Emerging technologies continue to play an important role in this continued polarization of societies. Results from the 2020 survey suggest fresh concerns from business leaders toward the persistent spread of misinformation, the lack of effective regulation and the increasing deployment of surveillance tech by governments. Compared to 2019, “misuse of technology” rose five spots to rank 12th globally, featuring as a top 10 risk for executives in North America, the Middle East and North Africa, and South Asia.

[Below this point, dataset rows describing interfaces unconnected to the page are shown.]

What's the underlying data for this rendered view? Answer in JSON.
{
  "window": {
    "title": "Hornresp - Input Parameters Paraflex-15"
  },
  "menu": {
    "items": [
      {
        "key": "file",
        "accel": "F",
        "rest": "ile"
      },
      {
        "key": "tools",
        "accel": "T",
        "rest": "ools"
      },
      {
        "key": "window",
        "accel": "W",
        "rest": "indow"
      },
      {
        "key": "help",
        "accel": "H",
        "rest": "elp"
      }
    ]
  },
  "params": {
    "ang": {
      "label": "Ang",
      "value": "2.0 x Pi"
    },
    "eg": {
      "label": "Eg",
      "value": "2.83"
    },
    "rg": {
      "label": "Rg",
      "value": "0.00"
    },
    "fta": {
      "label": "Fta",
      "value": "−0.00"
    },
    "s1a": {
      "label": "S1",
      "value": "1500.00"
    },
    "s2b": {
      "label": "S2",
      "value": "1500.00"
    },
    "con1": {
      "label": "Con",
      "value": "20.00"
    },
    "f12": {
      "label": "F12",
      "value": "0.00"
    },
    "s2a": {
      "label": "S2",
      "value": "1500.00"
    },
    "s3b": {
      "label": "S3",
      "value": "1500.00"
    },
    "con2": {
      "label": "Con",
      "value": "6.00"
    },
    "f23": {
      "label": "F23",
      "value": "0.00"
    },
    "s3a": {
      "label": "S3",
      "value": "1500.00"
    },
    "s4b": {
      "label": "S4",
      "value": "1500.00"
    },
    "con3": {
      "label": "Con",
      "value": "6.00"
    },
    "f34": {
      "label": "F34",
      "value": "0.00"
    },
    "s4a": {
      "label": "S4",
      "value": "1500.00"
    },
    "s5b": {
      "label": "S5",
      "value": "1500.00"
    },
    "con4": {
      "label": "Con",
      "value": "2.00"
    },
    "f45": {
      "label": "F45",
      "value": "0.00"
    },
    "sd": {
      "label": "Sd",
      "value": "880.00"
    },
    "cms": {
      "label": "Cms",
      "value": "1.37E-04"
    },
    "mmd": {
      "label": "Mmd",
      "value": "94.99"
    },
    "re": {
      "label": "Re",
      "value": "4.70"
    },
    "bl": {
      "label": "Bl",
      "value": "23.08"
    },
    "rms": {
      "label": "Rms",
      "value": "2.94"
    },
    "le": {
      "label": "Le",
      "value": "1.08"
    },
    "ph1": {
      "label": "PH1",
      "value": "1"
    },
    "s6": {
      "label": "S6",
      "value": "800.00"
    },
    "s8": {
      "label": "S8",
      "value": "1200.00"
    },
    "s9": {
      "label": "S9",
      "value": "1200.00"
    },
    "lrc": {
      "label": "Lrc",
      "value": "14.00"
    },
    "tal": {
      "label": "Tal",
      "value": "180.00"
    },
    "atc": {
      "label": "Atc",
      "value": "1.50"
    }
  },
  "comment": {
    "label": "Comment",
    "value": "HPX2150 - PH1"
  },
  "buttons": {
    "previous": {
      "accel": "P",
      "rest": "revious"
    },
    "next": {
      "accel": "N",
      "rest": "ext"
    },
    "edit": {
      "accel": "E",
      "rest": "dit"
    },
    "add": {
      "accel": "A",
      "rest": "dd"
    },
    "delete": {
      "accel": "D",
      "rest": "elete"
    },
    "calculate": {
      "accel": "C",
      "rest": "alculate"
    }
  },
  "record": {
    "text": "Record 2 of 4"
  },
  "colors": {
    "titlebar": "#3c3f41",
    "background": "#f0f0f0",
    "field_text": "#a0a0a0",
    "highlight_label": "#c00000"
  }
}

These developments are fanning the flames of large-scale social dissent, insurgency and political turbulence. High levels of societal instability in parts of North America, Eurasia and Asia have already severely disrupted business operations and given rise to reputational harm. With consumers and employees expecting companies to be more engaged on social issues against a backdrop of considerable uncertainty regarding the direction of government policy, business leaders need to find a way forward that reflects the risks for political blowback, negative financial impacts and long-term damage to customer trust.
Fires of Climate Change Spread
Environmental concerns are gaining traction among businesses, with four of the five environmental risks featuring in the top 20 global rankings for the first time. This trend is particularly pronounced in regions that recently faced significant disaster damages and might reasonably expect similar events in years to come.
Ranging from catastrophic bushfires in Australia to large-scale flooding in Jakarta in just the opening weeks of 2020, “extreme weather events” and “humanmade environmental catastrophes” have joined “natural catastrophes” among the leading concerns for executives in the East Asia and Pacific region. In North America, where wildfires continue to rage on the West Coast, the risk of “natural catastrophes” rose by six positions in North America to fourth, while “failure of climate change adaptation” remains in the top 10. The last also entered the top 10 of the EOS for the first time in Europe, a region that suffered from a series of storms early in 2020.
Countries Where Extreme Weather Events or Natural Catastrophes Rose More Than Five Places Compared to the 2019 Survey
Anticipate Blind Spots
This year has shown that the impacts of COVID-19 in a complex risk environment can lead to cascading and compounding effects. Blind spots arise as risks are viewed in isolation, while the confluence of longer-term trends that culminate into the crisis may be overlooked.
For instance, although geopolitical risks slip under the radar in the survey this year, they continue to simmer. Border disputes, trade wars and heightened diplomatic tensions have persisted or have been exacerbated by COVID-19. Some have been used to distract from governmental shortcomings in response to the pandemic at home or initiated while the world was looking elsewhere. Such geopolitical risks have the potential to trigger widespread impacts, similar to COVID-19, and thus indirectly influence the global economy.
Businesses will be hard pressed to predict the exact cause or timing of the next crisis, but they can sharpen their understanding of vulnerabilities and interdependencies, from capital flows to physical supply chains, and develop management strategies that enable them to buffer the impacts of disruptions and adapt to a new normal.